• **Problem to solve**: Skip the pictures and repeat each line of the data exactly.

• **Material shown**:
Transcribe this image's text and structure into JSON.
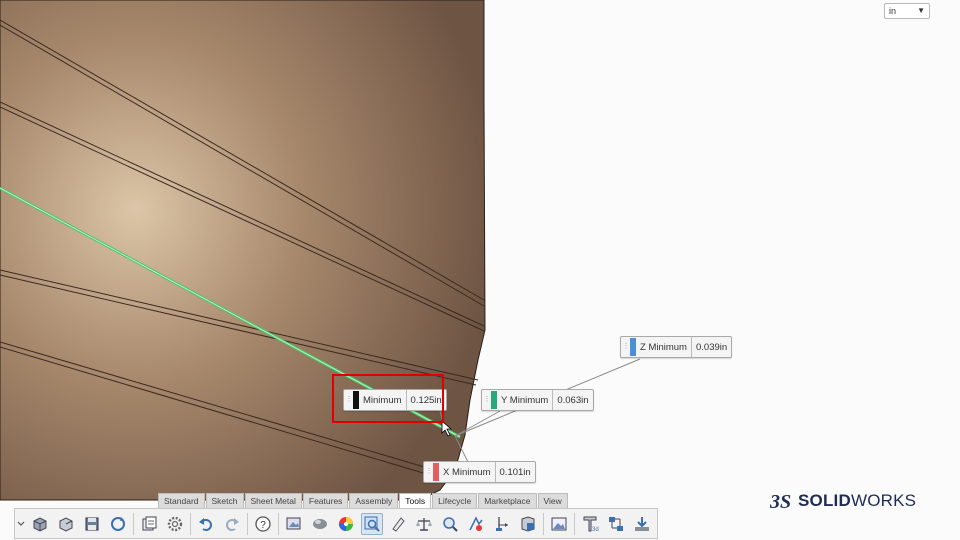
{
  "units": {
    "selected": "in"
  },
  "callouts": {
    "minimum": {
      "label": "Minimum",
      "value": "0.125in",
      "color": "#111111"
    },
    "y_minimum": {
      "label": "Y Minimum",
      "value": "0.063in",
      "color": "#2aa87a"
    },
    "z_minimum": {
      "label": "Z Minimum",
      "value": "0.039in",
      "color": "#4a8fd8"
    },
    "x_minimum": {
      "label": "X Minimum",
      "value": "0.101in",
      "color": "#e06060"
    }
  },
  "command_tabs": [
    "Standard",
    "Sketch",
    "Sheet Metal",
    "Features",
    "Assembly",
    "Tools",
    "Lifecycle",
    "Marketplace",
    "View"
  ],
  "active_tab": "Tools",
  "toolbar_icons": [
    "new-part-icon",
    "open-icon",
    "save-icon",
    "rebuild-icon",
    "options-doc-icon",
    "settings-gear-icon",
    "undo-icon",
    "redo-icon",
    "help-icon",
    "render-tools-icon",
    "appearance-icon",
    "color-wheel-icon",
    "measure-icon",
    "sketch-tool-icon",
    "mass-properties-icon",
    "section-view-icon",
    "interference-icon",
    "dimension-expert-icon",
    "check-icon",
    "photo-icon",
    "3d-text-icon",
    "compare-icon",
    "export-icon"
  ],
  "brand": {
    "logo_mark": "3S",
    "name_bold": "SOLID",
    "name_regular": "WORKS",
    "color": "#1e2c56"
  },
  "colors": {
    "model_surface": "#9a7c62",
    "highlight": "#e00000",
    "edge_select": "#4cc36a"
  }
}
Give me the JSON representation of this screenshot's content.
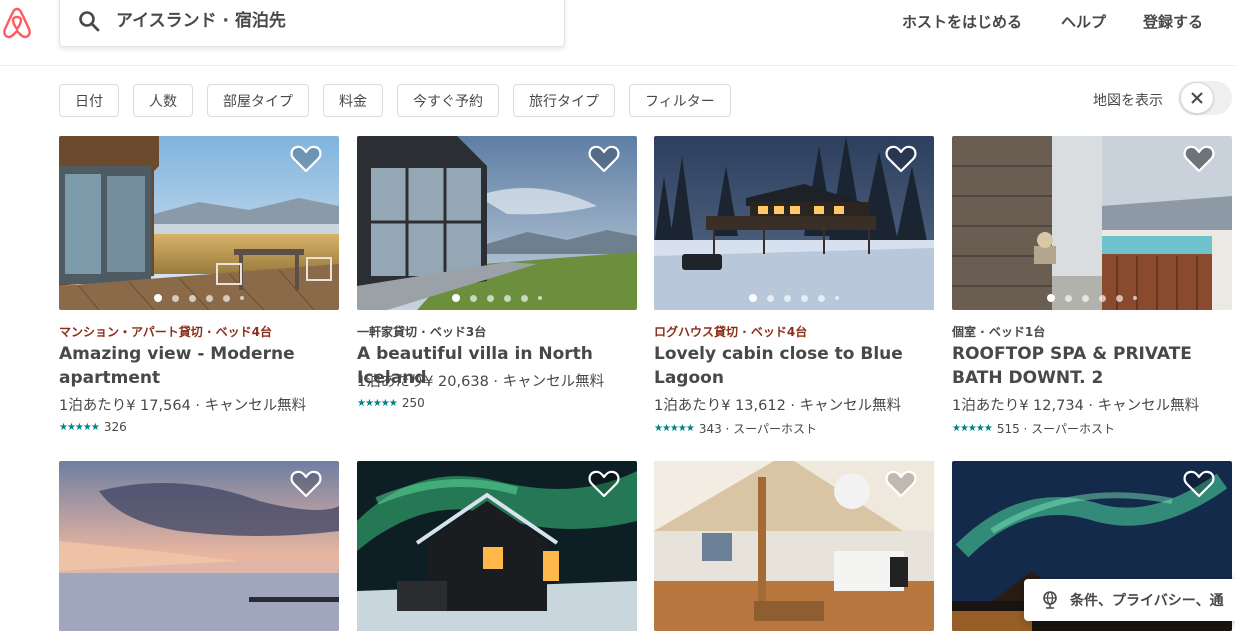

• **Written solution**:
Transcribe this image's text and structure into JSON.
{
  "units": {
    "selected": "in"
  },
  "callouts": {
    "minimum": {
      "label": "Minimum",
      "value": "0.125in",
      "color": "#111111"
    },
    "y_minimum": {
      "label": "Y Minimum",
      "value": "0.063in",
      "color": "#2aa87a"
    },
    "z_minimum": {
      "label": "Z Minimum",
      "value": "0.039in",
      "color": "#4a8fd8"
    },
    "x_minimum": {
      "label": "X Minimum",
      "value": "0.101in",
      "color": "#e06060"
    }
  },
  "command_tabs": [
    "Standard",
    "Sketch",
    "Sheet Metal",
    "Features",
    "Assembly",
    "Tools",
    "Lifecycle",
    "Marketplace",
    "View"
  ],
  "active_tab": "Tools",
  "toolbar_icons": [
    "new-part-icon",
    "open-icon",
    "save-icon",
    "rebuild-icon",
    "options-doc-icon",
    "settings-gear-icon",
    "undo-icon",
    "redo-icon",
    "help-icon",
    "render-tools-icon",
    "appearance-icon",
    "color-wheel-icon",
    "measure-icon",
    "sketch-tool-icon",
    "mass-properties-icon",
    "section-view-icon",
    "interference-icon",
    "dimension-expert-icon",
    "check-icon",
    "photo-icon",
    "3d-text-icon",
    "compare-icon",
    "export-icon"
  ],
  "brand": {
    "logo_mark": "3S",
    "name_bold": "SOLID",
    "name_regular": "WORKS",
    "color": "#1e2c56"
  },
  "colors": {
    "model_surface": "#9a7c62",
    "highlight": "#e00000",
    "edge_select": "#4cc36a"
  }
}
Give me the JSON representation of this screenshot's content.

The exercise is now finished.